Last week, amidst his Ontario shows, I had the opportunity to speak to Will Whitwham: lead vocals, guitarist and keyboardist of The Wilderness of Manitoba. I learned about the man, the band and the Ontario wilderness. Their indie rock sound has Fleetwood influences, dreamy vocals, and tones of nostalgia. The band has been around for over eight years but has been recently getting a lot of buzz with the release of their latest album, Between Colours and their cross-Canada tour with Elliot Brood.
I spoke with Will when he was reconnecting with the wilderness at the Hamilton Aviary. It was the day after his London performance, the day of his Hamilton performance and the day before his Toronto performance at the Pheonix Concert Theatre. Naturally, we chatted about Ontario, Toronto and hometowns.
N_: How’s your day going?
Will: Pretty well, I’m standing in the Hamilton Aviary. I didn’t know this existed.
N_: It’s funny how that happens, when you grow up in a place, you don’t know how great it is.
Will: Ya, I’m realizing how great Hamilton is.
N_: Hamilton is your home town?
Will: Kind of. I lived all over. Hamilton, Toronto, and North Van.
N_: Hamilton is kind of an artistic place isn’t it? I went to an art crawl there once.
Will: The SuperCrawl, yes. Hamilton is an artistic community and it’s growing. James street has been altered and is much nicer. The venue we are playing tonight, Mill’s Hardware, used to be a male/female strip club with purple and blue florescent lighting. They are really building up the area.
N_ : And lots of bands are based out of there, right?

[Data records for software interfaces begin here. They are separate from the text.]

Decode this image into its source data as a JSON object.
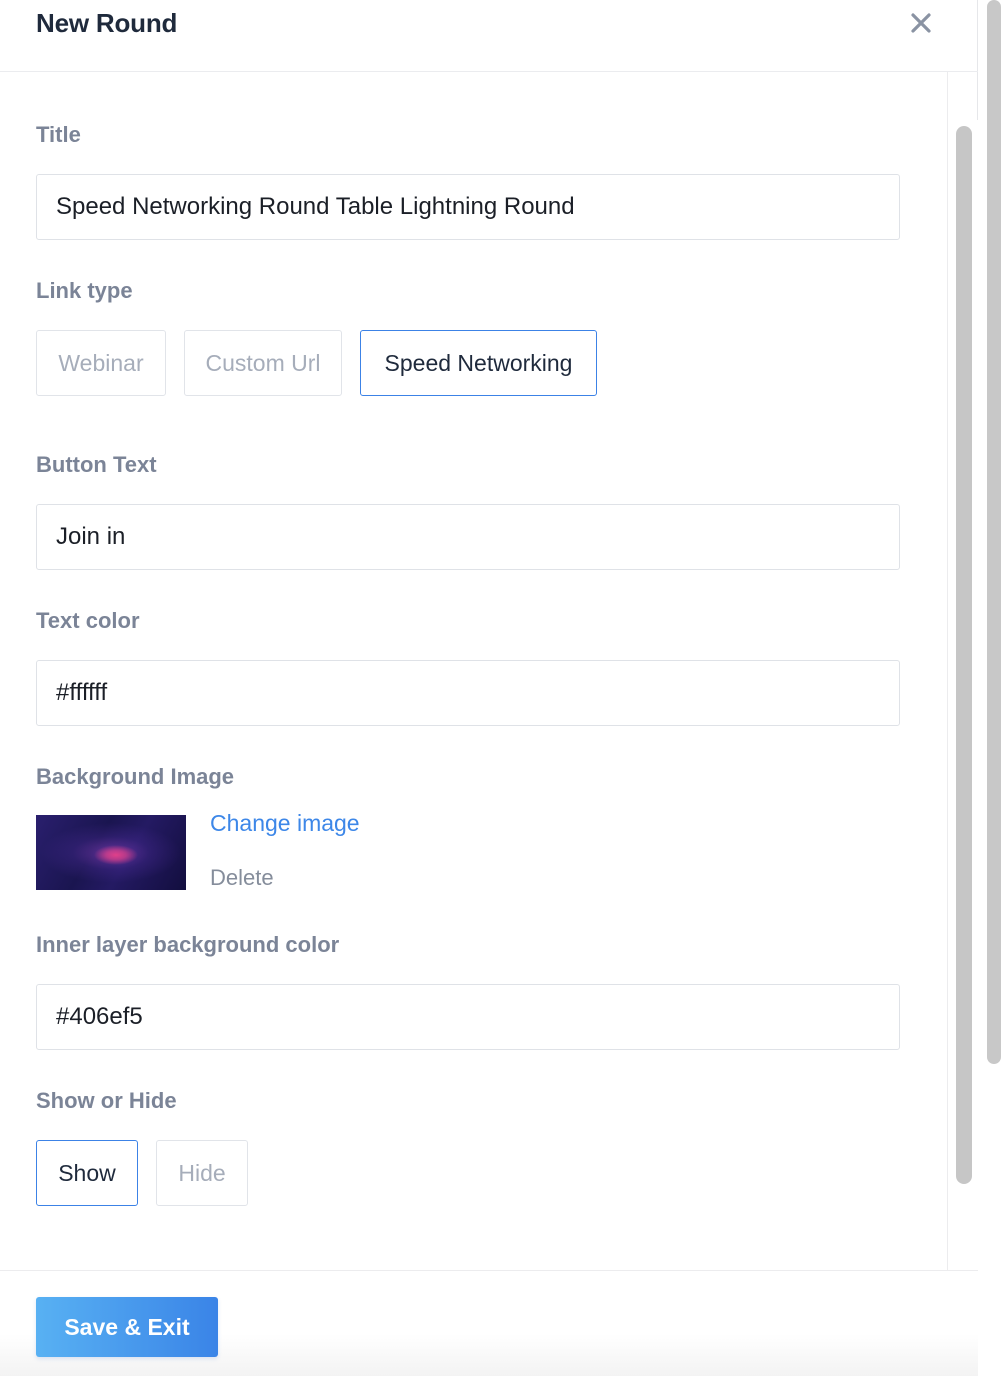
{
  "modal": {
    "title": "New Round",
    "close_icon": "close-icon"
  },
  "form": {
    "title": {
      "label": "Title",
      "value": "Speed Networking Round Table Lightning Round"
    },
    "link_type": {
      "label": "Link type",
      "options": [
        "Webinar",
        "Custom Url",
        "Speed Networking"
      ],
      "selected": "Speed Networking"
    },
    "button_text": {
      "label": "Button Text",
      "value": "Join in"
    },
    "text_color": {
      "label": "Text color",
      "value": "#ffffff"
    },
    "background_image": {
      "label": "Background Image",
      "change_label": "Change image",
      "delete_label": "Delete"
    },
    "inner_bg_color": {
      "label": "Inner layer background color",
      "value": "#406ef5"
    },
    "show_or_hide": {
      "label": "Show or Hide",
      "options": [
        "Show",
        "Hide"
      ],
      "selected": "Show"
    }
  },
  "footer": {
    "save_label": "Save & Exit"
  },
  "colors": {
    "accent": "#3c82e6",
    "link": "#3d87e8",
    "label": "#7b8497",
    "title": "#1f2a3c"
  }
}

Will: Yes, actually one of Elliot Brood‘s band members is from here, plus a few others. It’s a good musical community.
N_: I have the ask the question I know you’ve been asked a million times. Why did you choose the name The Wilderness of Manitoba?
Will: No one has ever asked me that before!

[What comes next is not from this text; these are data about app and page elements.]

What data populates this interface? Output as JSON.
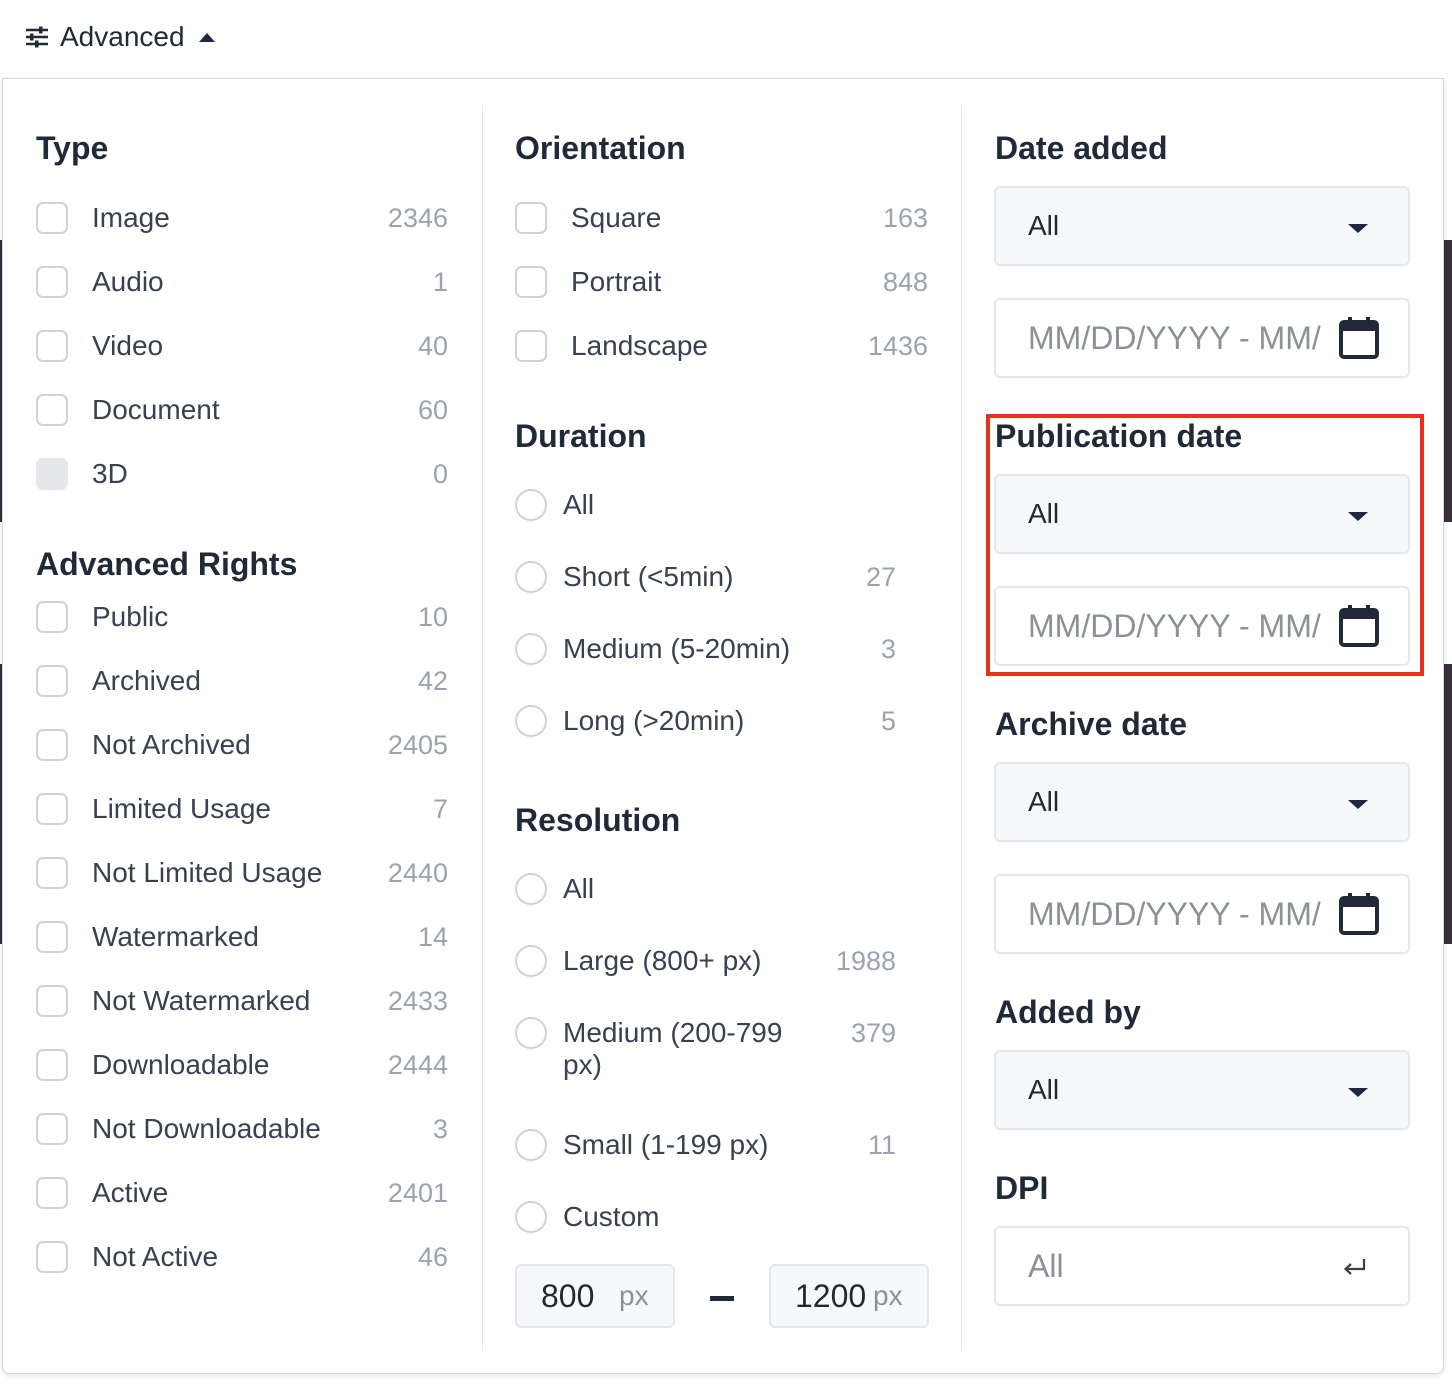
{
  "toolbar": {
    "advanced_label": "Advanced"
  },
  "columns": {
    "type": {
      "title": "Type",
      "items": [
        {
          "label": "Image",
          "count": "2346",
          "disabled": false
        },
        {
          "label": "Audio",
          "count": "1",
          "disabled": false
        },
        {
          "label": "Video",
          "count": "40",
          "disabled": false
        },
        {
          "label": "Document",
          "count": "60",
          "disabled": false
        },
        {
          "label": "3D",
          "count": "0",
          "disabled": true
        }
      ]
    },
    "rights": {
      "title": "Advanced Rights",
      "items": [
        {
          "label": "Public",
          "count": "10"
        },
        {
          "label": "Archived",
          "count": "42"
        },
        {
          "label": "Not Archived",
          "count": "2405"
        },
        {
          "label": "Limited Usage",
          "count": "7"
        },
        {
          "label": "Not Limited Usage",
          "count": "2440"
        },
        {
          "label": "Watermarked",
          "count": "14"
        },
        {
          "label": "Not Watermarked",
          "count": "2433"
        },
        {
          "label": "Downloadable",
          "count": "2444"
        },
        {
          "label": "Not Downloadable",
          "count": "3"
        },
        {
          "label": "Active",
          "count": "2401"
        },
        {
          "label": "Not Active",
          "count": "46"
        }
      ]
    },
    "orientation": {
      "title": "Orientation",
      "items": [
        {
          "label": "Square",
          "count": "163"
        },
        {
          "label": "Portrait",
          "count": "848"
        },
        {
          "label": "Landscape",
          "count": "1436"
        }
      ]
    },
    "duration": {
      "title": "Duration",
      "items": [
        {
          "label": "All",
          "count": ""
        },
        {
          "label": "Short (<5min)",
          "count": "27"
        },
        {
          "label": "Medium (5-20min)",
          "count": "3"
        },
        {
          "label": "Long (>20min)",
          "count": "5"
        }
      ]
    },
    "resolution": {
      "title": "Resolution",
      "items": [
        {
          "label": "All",
          "count": ""
        },
        {
          "label": "Large (800+ px)",
          "count": "1988"
        },
        {
          "label": "Medium (200-799",
          "label2": "px)",
          "count": "379"
        },
        {
          "label": "Small (1-199 px)",
          "count": "11"
        },
        {
          "label": "Custom",
          "count": ""
        }
      ],
      "min_value": "800",
      "max_value": "1200",
      "unit": "px"
    },
    "dates": {
      "date_added": {
        "title": "Date added",
        "select": "All",
        "placeholder": "MM/DD/YYYY - MM/DD/YYYY"
      },
      "publication_date": {
        "title": "Publication date",
        "select": "All",
        "placeholder": "MM/DD/YYYY - MM/DD/YYYY"
      },
      "archive_date": {
        "title": "Archive date",
        "select": "All",
        "placeholder": "MM/DD/YYYY - MM/DD/YYYY"
      },
      "added_by": {
        "title": "Added by",
        "select": "All"
      },
      "dpi": {
        "title": "DPI",
        "placeholder": "All"
      }
    }
  },
  "colors": {
    "highlight": "#e8321c",
    "count_text": "#9ca3af",
    "border": "#e5e7eb"
  }
}
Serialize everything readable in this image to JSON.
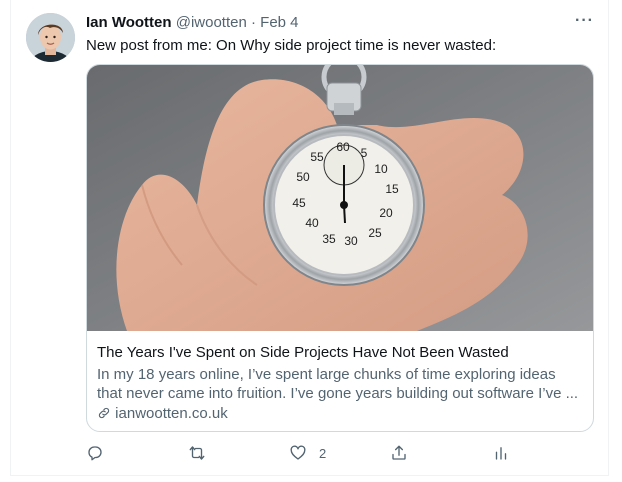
{
  "tweet": {
    "author_name": "Ian Wootten",
    "handle": "@iwootten",
    "separator": "·",
    "date": "Feb 4",
    "more_label": "···",
    "text": "New post from me: On Why side project time is never wasted:",
    "card": {
      "title": "The Years I've Spent on Side Projects Have Not Been Wasted",
      "description_line1": "In my 18 years online, I’ve spent large chunks of time exploring ideas",
      "description_line2": "that never came into fruition. I’ve gone years building out software I’ve ...",
      "domain": "ianwootten.co.uk",
      "image_icon": "stopwatch-in-hand-image"
    },
    "actions": {
      "reply_icon": "reply-icon",
      "retweet_icon": "retweet-icon",
      "like_icon": "heart-icon",
      "like_count": "2",
      "share_icon": "share-icon",
      "analytics_icon": "analytics-icon"
    }
  }
}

Will: No. Every time.
N_: [Laughing] Right. I figured. So?
Will: It was actually inspired by an art project I helped work on for Nuit Blanche years ago. The project was called The Wildfires of Manitoba. I misheard it. So the band was named. I feel like it means ‘the yearning for a faraway place.’ To me, it speaks to the collective feel of the band. Collective and collaborative, male and female harmonies. No matter what changes with the band, that is the sound and it doesn’t change.
Actually, what’s funny is I’m almost never asked that question in Winnipeg. In Manitoba they seem to be the least interested about it.
N_: Maybe they just think their province is so great it just makes sense.
Will: That must be it, or they just figured it out sooner.
N_: Is there somewhere in Canada that you are most looking forward to visiting on this tour?
Will: That’s a good question, I love Canada. I love touring Canada. I think I’d have to say Victoria. I’ve been there before but this is the first time I am taking the band there.
N_: Having played a lot of the country, do you have any favourite venues?
Will: The Park Theatre in Winnipeg, The Music Gallery in Toronto, The Commodore Ballroom in Vancouver. Call The Office in London is great, where we just played. It’s great because it’s a dive bar but still has a ton of cred. People go there to see bands. I feel like there aren’t that many places like that left.
N_: Do you have anything crazy on your rider?
Will: Not really. Usually I just ask for healthy food, to survive a long tour you need to stay fairly healthy. So I just ask for that if it’s an option. Anthony Rose is catering The Phoenix so I am looking forward to that.
N_: Wow, I would be too. Enjoy that for me.
Will: I will.
N_: How do you know your bandmates?
Will: Actually they are all pretty new, due to the timing with the tour and with everyone’s jobs, this is going to be a whole new group.
N_: What is that like?
Will: They have a green energy. New excitement, enthusiastic. It’s a good way to start a tour. The sound is still the trademark sound: relatable, inspires nostalgia.
N_: Do you have a pre-show ritual?
Will: None yet, but maybe I should create one.
N_: You could trick the new bandmates into thinking you have a really odd one.
Will: I should, and be really serious about it.
N_: I just have one more question I love to ask people. What is the most embarrassing album you had as a kid? Or your guilty pleasure?
Will: In the 90s I had an album by Silk the Shocker – which I think I listened to once or twice before I realized I couldn’t do it. It was hard core hip hop about money and chicks.
I think my guilty pleasure would be Glen Mederios, “Nothing’s Gonna Change.”